This means you lose out on vital customer data, the opportunity to build customer relationships, and understand the customer experience, which are all crucial to growth.
In travel and hospitality, anticipation is a big part of the consumer journey and often the first step towards building a long-lasting relationship with your customer.

While a large number of bookings are made through OTAs, nearly 50% of travelers may also visit the hotel website to get a sense of the ambiance – but that’s just 50%, so you are effectively losing out on the other 50%, says Rahim Virani, Director, Quality Inn Ocean Palms, Goa, thus driving home the need to balance the two sales channels.

OTAs may purport to speak for their customer but they are not your target customer. Customers coming through OTAs are therefore less likely to make an active and informed choice about staying on your property.

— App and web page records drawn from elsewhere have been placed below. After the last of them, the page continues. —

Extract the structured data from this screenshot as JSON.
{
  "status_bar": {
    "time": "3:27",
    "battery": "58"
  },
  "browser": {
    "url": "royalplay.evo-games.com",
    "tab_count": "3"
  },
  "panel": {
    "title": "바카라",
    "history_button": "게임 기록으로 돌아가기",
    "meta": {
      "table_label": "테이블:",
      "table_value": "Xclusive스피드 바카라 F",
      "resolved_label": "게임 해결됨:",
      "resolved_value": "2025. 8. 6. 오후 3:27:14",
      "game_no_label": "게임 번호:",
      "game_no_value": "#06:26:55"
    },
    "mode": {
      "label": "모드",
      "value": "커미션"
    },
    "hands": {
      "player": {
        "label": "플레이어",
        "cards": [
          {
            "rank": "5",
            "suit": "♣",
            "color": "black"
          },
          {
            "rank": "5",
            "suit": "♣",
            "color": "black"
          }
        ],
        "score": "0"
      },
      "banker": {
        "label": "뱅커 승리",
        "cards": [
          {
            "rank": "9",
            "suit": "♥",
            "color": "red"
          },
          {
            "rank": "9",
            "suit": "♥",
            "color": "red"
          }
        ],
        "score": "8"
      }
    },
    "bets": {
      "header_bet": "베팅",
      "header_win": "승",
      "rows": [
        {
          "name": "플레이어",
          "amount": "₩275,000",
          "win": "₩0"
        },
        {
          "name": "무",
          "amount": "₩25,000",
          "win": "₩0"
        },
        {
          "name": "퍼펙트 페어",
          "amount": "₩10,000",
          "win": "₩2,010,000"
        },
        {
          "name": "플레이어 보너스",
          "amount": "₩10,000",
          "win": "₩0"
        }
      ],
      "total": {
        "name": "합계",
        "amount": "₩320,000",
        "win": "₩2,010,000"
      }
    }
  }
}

Post-visit contact is also an important aspect of building relationships – and this requires fetching details, that are far easier to collect at the primary touchpoint, i.e. the OTA site.
Our experience is that in building your brand, your own website and app are likely to play a very important role. Websites these days are not as expensive as they used to be in the pre-CMS days. We have decided to take this route in building our hotel brand – Quality Inn Ocean Palms at  Calangute, Goa.

With good SEO and your own search and booking engine, you will not just save a tidy in OTA commissions, you can channel these funds in creating your own, strong digital footprint.

A final note, with ML and AI as active digital tools for growing your online business, the more data you have about your customer the better it is for your travel business – and what better way to collect this data than directly from your customer?

The bottom line is that if you want to get hold of your customer database in a digitalised marketplace and not lose our in the third-party OTA booking race, work on strengthening your web base first.